*** Opening of RECORDS TO PROCESS ***

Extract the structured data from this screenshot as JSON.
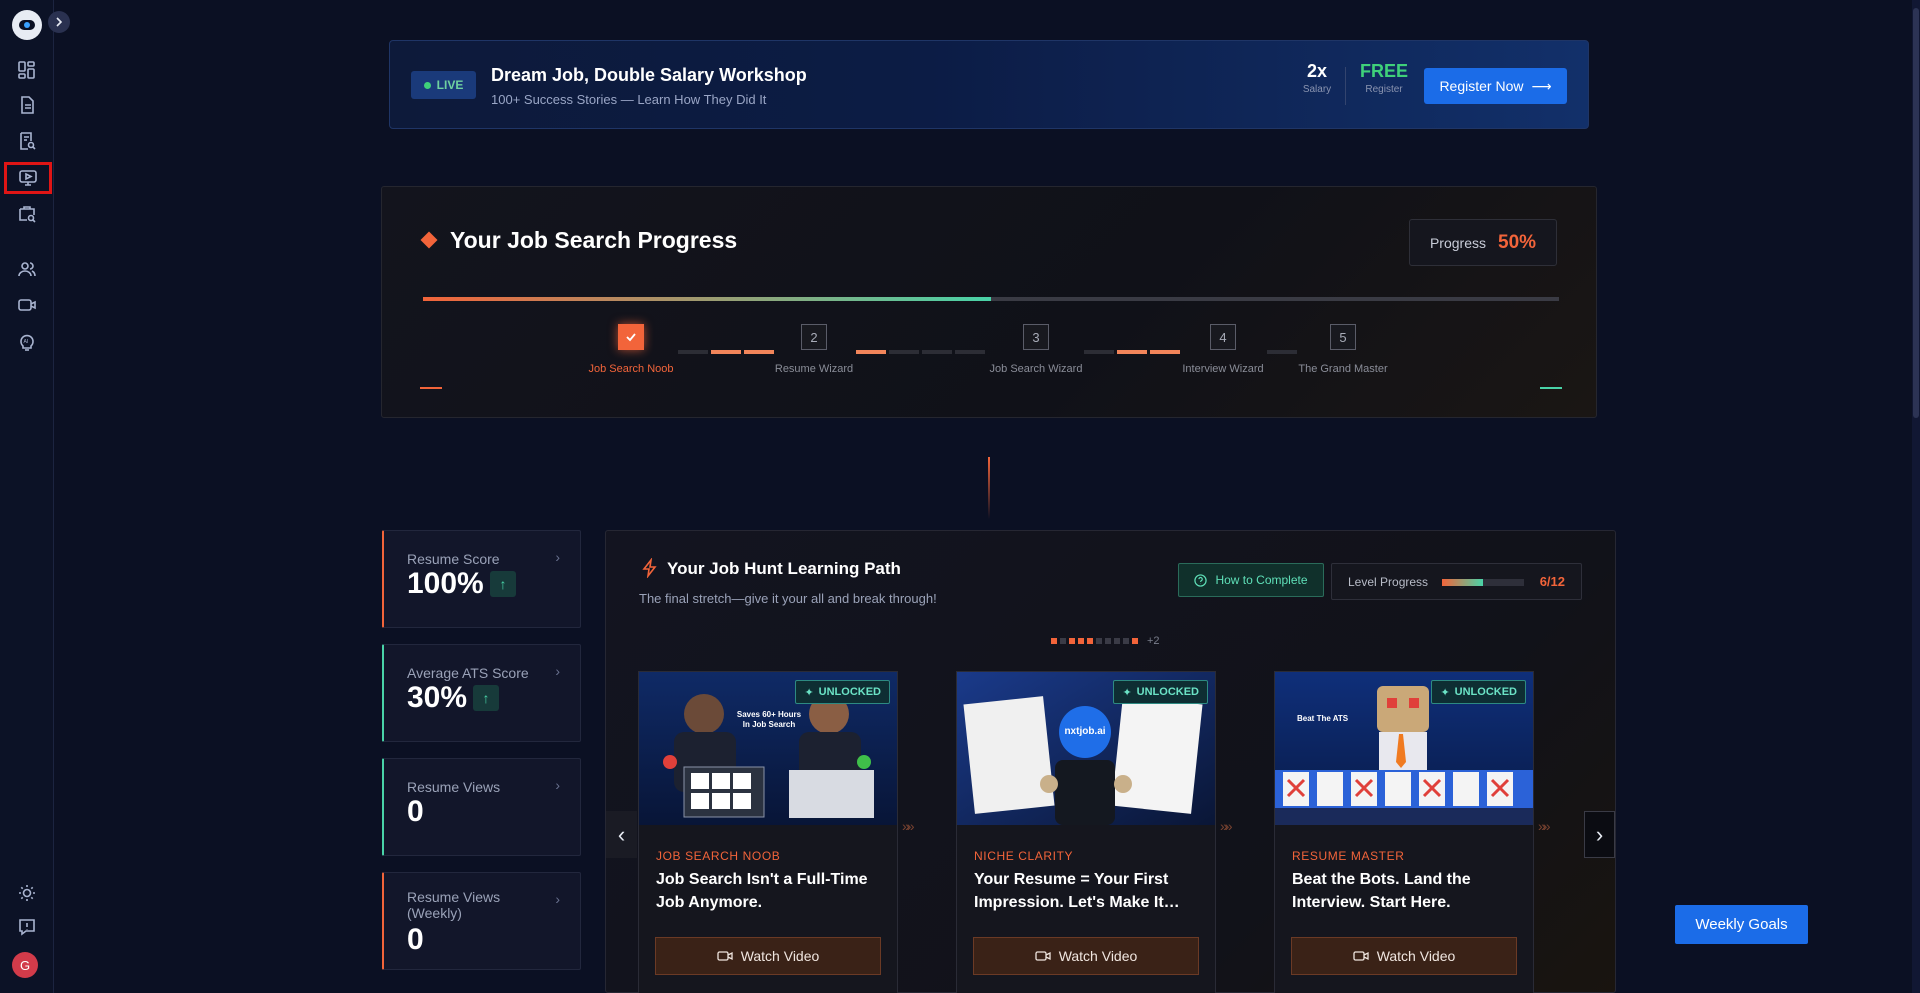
{
  "sidebar": {
    "items": [
      {
        "icon": "dashboard-icon"
      },
      {
        "icon": "document-icon"
      },
      {
        "icon": "resume-search-icon"
      },
      {
        "icon": "video-monitor-icon",
        "active": true
      },
      {
        "icon": "job-search-icon"
      },
      {
        "icon": "users-icon"
      },
      {
        "icon": "video-camera-icon"
      },
      {
        "icon": "ai-bulb-icon"
      }
    ],
    "bottom": [
      {
        "icon": "theme-sun-icon"
      },
      {
        "icon": "help-icon"
      }
    ],
    "avatar_initial": "G"
  },
  "banner": {
    "live_label": "LIVE",
    "title": "Dream Job, Double Salary Workshop",
    "subtitle": "100+ Success Stories — Learn How They Did It",
    "stat1_value": "2x",
    "stat1_label": "Salary",
    "stat2_value": "FREE",
    "stat2_label": "Register",
    "register_label": "Register Now"
  },
  "progress": {
    "title": "Your Job Search Progress",
    "pill_label": "Progress",
    "pill_value": "50%",
    "fraction": 0.5,
    "steps": [
      {
        "num": "1",
        "label": "Job Search Noob",
        "done": true
      },
      {
        "num": "2",
        "label": "Resume Wizard",
        "done": false
      },
      {
        "num": "3",
        "label": "Job Search Wizard",
        "done": false
      },
      {
        "num": "4",
        "label": "Interview Wizard",
        "done": false
      },
      {
        "num": "5",
        "label": "The Grand Master",
        "done": false
      }
    ]
  },
  "stats": [
    {
      "title": "Resume Score",
      "value": "100%",
      "trend": "up"
    },
    {
      "title": "Average ATS Score",
      "value": "30%",
      "trend": "up"
    },
    {
      "title": "Resume Views",
      "value": "0"
    },
    {
      "title": "Resume Views (Weekly)",
      "value": "0"
    }
  ],
  "learning": {
    "title": "Your Job Hunt Learning Path",
    "subtitle": "The final stretch—give it your all and break through!",
    "how_label": "How to Complete",
    "level_label": "Level Progress",
    "level_value": "6/12",
    "level_fraction": 0.5,
    "dots_more": "+2",
    "cards": [
      {
        "badge": "UNLOCKED",
        "category": "JOB SEARCH NOOB",
        "title": "Job Search Isn't a Full-Time Job Anymore.",
        "button": "Watch Video",
        "art_text": "Saves 60+ Hours In Job Search"
      },
      {
        "badge": "UNLOCKED",
        "category": "NICHE CLARITY",
        "title": "Your Resume = Your First Impression. Let's Make It…",
        "button": "Watch Video",
        "art_text": "nxtjob.ai"
      },
      {
        "badge": "UNLOCKED",
        "category": "RESUME MASTER",
        "title": "Beat the Bots. Land the Interview. Start Here.",
        "button": "Watch Video",
        "art_text": "Beat The ATS"
      }
    ]
  },
  "weekly_goals_label": "Weekly Goals",
  "colors": {
    "accent": "#f2643a",
    "teal": "#49d3a8",
    "blue": "#1b6ce8"
  }
}
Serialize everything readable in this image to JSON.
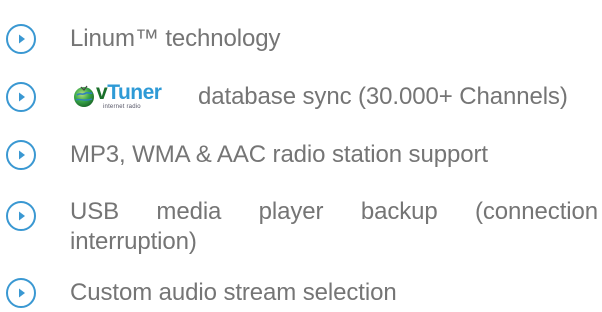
{
  "features": [
    {
      "text": "Linum™ technology"
    },
    {
      "logo": {
        "brand_v": "v",
        "brand_rest": "Tuner",
        "tagline": "internet radio",
        "icon": "vtuner-globe-icon"
      },
      "text": "database sync (30.000+ Channels)"
    },
    {
      "text": "MP3, WMA & AAC radio station support"
    },
    {
      "text_line1": "USB media player backup (connection",
      "text_line2": "interruption)"
    },
    {
      "text": "Custom audio stream selection"
    }
  ],
  "bullet_icon": "play-circle-icon",
  "colors": {
    "bullet": "#3a98d2",
    "text": "#757575",
    "vtuner_green": "#1a8a3a",
    "vtuner_blue": "#2e9ad6"
  }
}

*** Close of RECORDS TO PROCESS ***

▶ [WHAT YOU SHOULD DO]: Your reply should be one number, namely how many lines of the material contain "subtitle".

▶ [WRITTEN REPLY]: 2